(Entries from a dataset of interfaces)
****

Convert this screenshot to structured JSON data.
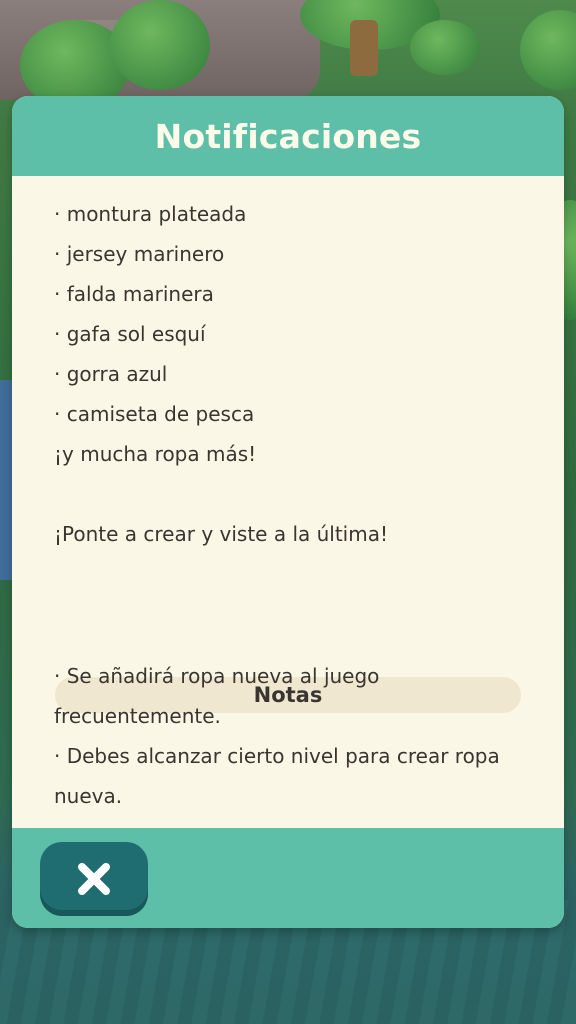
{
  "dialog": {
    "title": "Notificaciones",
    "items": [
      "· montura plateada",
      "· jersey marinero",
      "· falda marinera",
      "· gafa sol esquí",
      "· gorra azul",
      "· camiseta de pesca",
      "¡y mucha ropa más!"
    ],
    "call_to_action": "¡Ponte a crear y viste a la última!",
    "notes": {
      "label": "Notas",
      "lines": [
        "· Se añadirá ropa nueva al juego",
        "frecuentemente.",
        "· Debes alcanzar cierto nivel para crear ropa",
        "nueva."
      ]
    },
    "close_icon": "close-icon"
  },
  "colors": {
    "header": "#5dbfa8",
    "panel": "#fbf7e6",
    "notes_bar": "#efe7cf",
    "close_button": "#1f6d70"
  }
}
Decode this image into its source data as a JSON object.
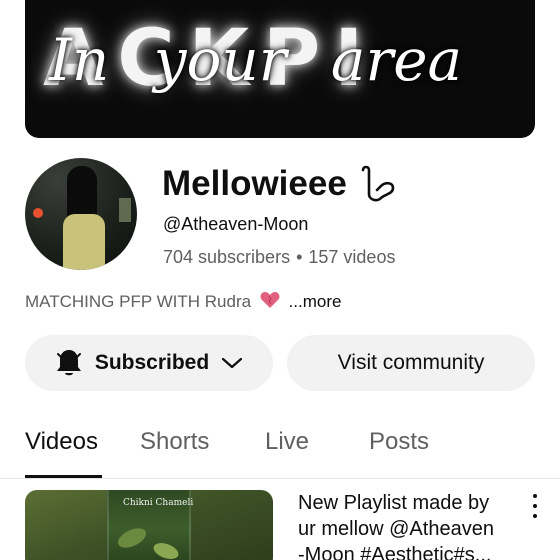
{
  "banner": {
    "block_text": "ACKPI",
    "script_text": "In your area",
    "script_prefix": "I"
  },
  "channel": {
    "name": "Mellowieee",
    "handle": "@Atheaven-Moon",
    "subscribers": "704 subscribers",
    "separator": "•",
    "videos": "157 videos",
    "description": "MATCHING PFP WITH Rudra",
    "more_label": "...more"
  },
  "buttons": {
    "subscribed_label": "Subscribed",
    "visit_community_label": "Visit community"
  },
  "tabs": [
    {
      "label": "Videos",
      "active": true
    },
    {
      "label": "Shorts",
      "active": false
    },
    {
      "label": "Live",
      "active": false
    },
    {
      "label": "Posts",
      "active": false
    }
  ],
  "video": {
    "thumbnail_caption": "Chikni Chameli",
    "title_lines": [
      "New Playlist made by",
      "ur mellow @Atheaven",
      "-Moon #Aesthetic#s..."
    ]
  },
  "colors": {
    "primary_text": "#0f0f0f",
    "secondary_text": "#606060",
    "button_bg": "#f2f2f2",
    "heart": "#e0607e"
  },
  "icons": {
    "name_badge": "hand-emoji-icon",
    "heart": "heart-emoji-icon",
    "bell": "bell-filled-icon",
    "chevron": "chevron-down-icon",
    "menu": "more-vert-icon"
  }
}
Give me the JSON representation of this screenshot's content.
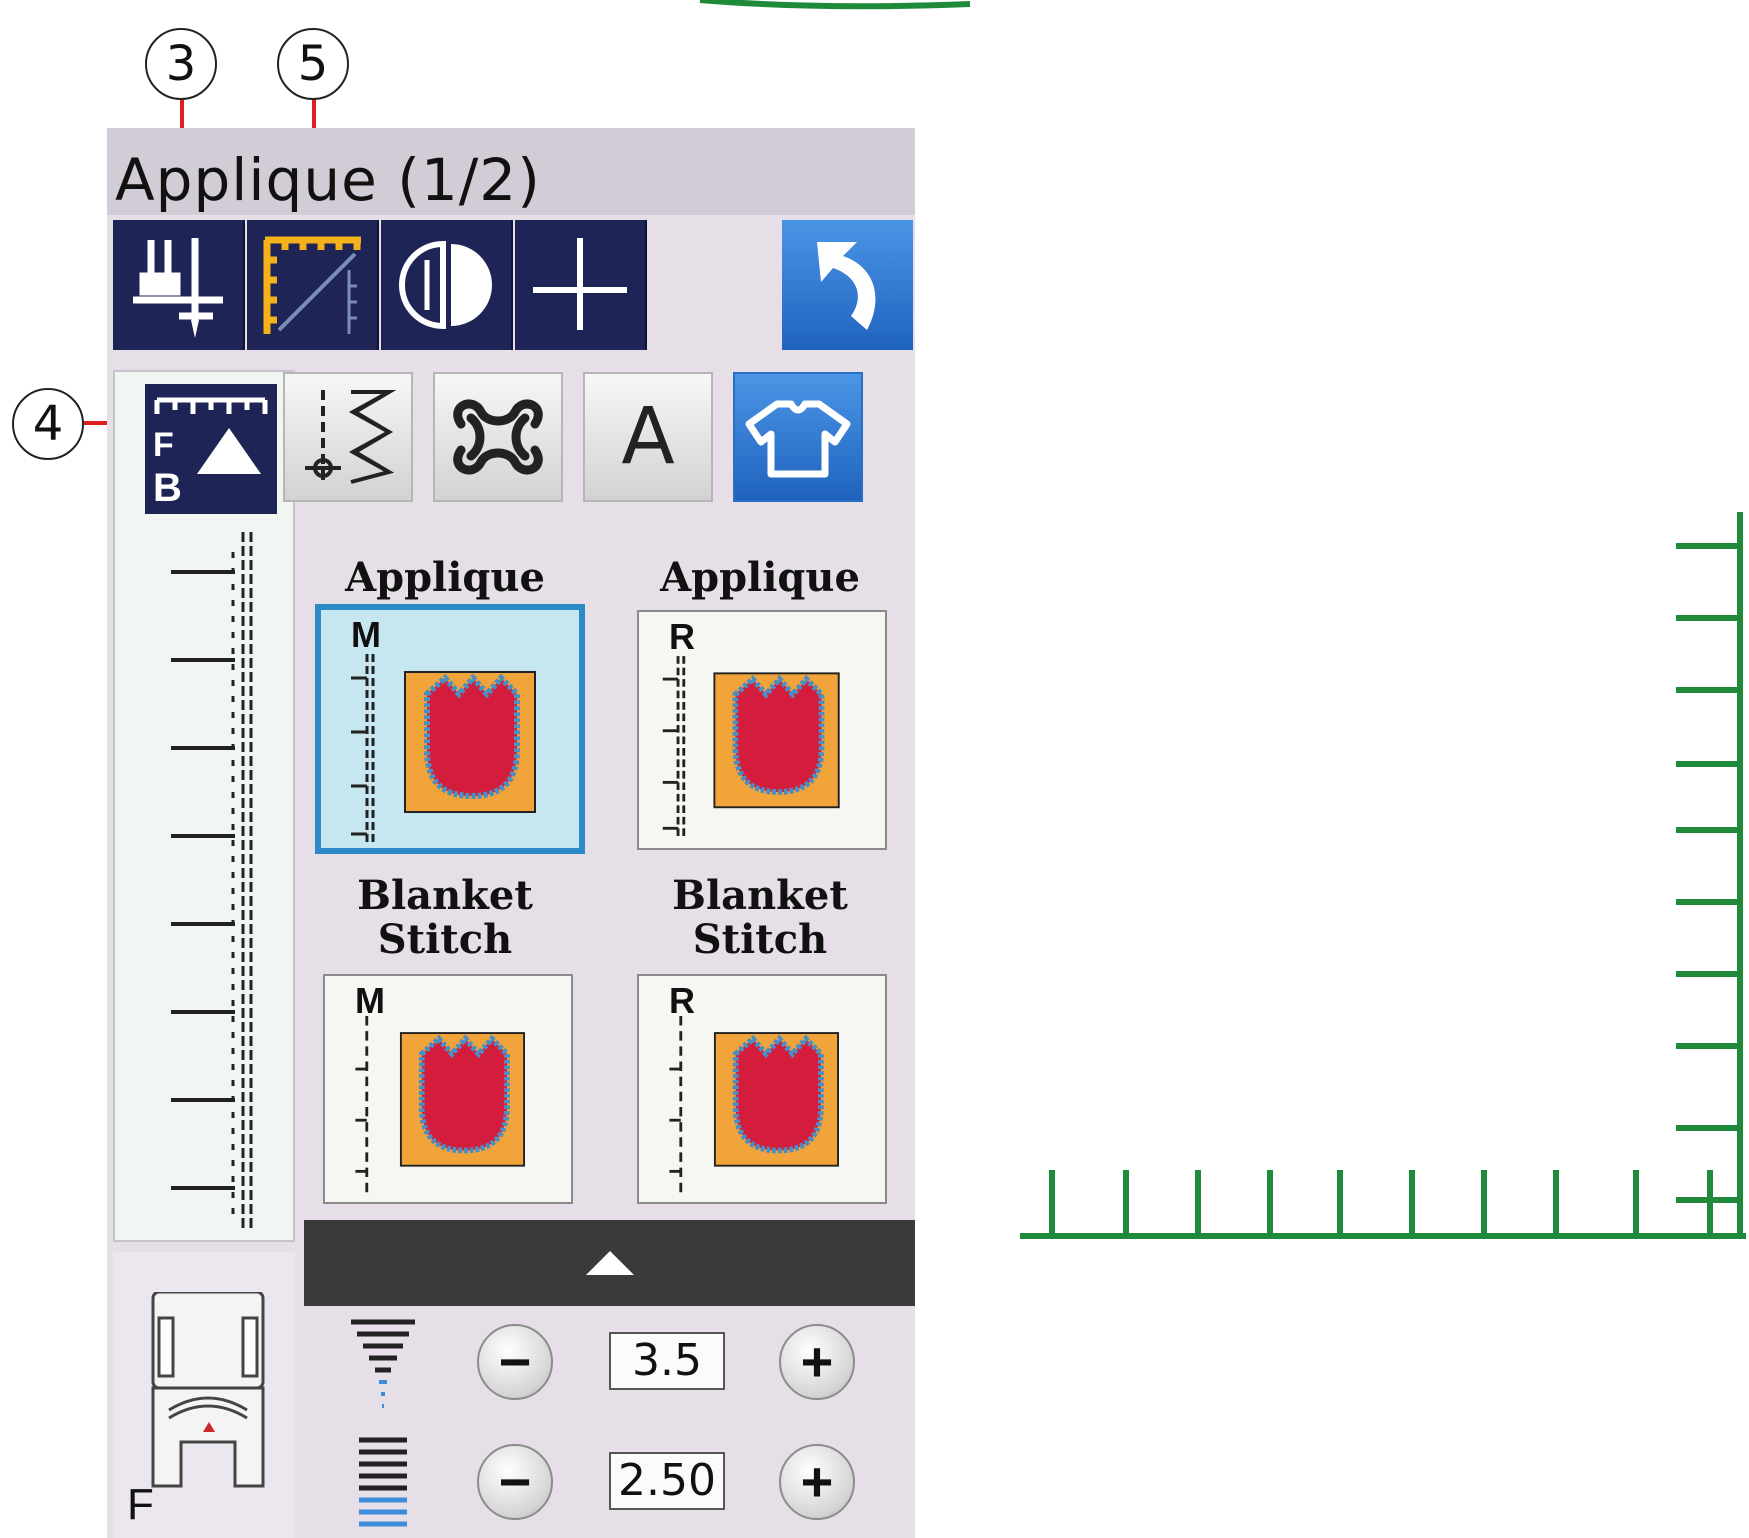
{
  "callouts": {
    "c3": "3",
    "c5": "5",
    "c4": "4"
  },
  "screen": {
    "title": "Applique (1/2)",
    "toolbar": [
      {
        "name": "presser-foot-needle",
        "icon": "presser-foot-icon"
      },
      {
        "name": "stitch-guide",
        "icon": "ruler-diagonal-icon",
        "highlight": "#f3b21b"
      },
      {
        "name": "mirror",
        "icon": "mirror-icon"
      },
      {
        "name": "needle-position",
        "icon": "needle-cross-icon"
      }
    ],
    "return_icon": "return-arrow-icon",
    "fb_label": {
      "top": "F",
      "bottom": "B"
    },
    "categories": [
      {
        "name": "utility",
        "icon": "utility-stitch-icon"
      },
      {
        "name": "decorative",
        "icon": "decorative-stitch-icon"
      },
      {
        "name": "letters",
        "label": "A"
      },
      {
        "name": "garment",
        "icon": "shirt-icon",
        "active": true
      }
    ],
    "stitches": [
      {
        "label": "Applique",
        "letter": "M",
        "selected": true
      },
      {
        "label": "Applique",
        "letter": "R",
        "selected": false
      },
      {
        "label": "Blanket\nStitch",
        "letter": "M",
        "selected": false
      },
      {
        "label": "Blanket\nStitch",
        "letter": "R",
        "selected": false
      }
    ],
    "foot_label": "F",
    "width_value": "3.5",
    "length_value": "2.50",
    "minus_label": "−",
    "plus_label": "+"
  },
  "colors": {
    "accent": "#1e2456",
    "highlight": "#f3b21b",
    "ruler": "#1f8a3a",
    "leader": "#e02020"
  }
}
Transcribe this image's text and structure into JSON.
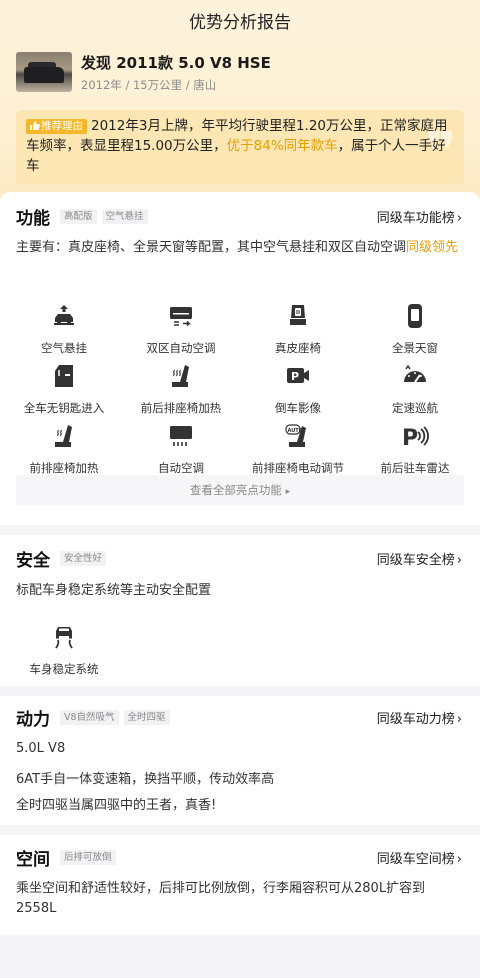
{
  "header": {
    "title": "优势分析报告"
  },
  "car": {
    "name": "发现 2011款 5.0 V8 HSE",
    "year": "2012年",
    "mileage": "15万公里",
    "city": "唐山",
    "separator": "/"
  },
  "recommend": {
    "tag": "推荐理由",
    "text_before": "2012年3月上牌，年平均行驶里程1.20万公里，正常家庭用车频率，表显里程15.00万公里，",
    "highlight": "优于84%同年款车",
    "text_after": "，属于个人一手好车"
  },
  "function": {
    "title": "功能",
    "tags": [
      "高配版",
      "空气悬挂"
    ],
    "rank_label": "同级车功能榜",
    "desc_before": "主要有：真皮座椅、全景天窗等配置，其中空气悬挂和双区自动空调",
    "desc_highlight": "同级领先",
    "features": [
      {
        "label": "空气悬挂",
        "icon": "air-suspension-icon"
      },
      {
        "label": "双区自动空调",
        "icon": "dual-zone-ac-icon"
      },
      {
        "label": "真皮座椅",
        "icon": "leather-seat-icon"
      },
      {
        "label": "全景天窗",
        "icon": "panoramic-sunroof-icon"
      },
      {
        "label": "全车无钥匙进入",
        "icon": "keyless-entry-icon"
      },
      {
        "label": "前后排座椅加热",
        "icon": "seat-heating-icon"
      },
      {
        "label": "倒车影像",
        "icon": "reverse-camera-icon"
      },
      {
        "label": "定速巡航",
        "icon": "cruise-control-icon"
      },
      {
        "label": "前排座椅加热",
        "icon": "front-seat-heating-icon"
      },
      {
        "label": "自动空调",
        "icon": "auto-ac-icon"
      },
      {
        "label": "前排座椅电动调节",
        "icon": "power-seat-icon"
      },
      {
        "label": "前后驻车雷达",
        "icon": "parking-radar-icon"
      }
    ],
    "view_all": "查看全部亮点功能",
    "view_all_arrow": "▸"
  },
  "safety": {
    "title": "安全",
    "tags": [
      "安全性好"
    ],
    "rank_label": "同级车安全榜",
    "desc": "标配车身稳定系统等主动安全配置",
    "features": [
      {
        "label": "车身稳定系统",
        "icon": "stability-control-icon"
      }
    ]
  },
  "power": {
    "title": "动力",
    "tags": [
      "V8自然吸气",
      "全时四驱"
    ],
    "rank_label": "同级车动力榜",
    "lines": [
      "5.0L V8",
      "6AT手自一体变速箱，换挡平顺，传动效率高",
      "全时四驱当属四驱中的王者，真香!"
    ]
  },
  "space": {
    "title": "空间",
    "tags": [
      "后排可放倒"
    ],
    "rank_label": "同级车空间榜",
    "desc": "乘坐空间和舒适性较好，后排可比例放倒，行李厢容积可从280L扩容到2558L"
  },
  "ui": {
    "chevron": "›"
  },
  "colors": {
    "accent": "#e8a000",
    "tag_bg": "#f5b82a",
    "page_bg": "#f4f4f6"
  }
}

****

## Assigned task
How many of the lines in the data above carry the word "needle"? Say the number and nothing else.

## Response for this exercise
3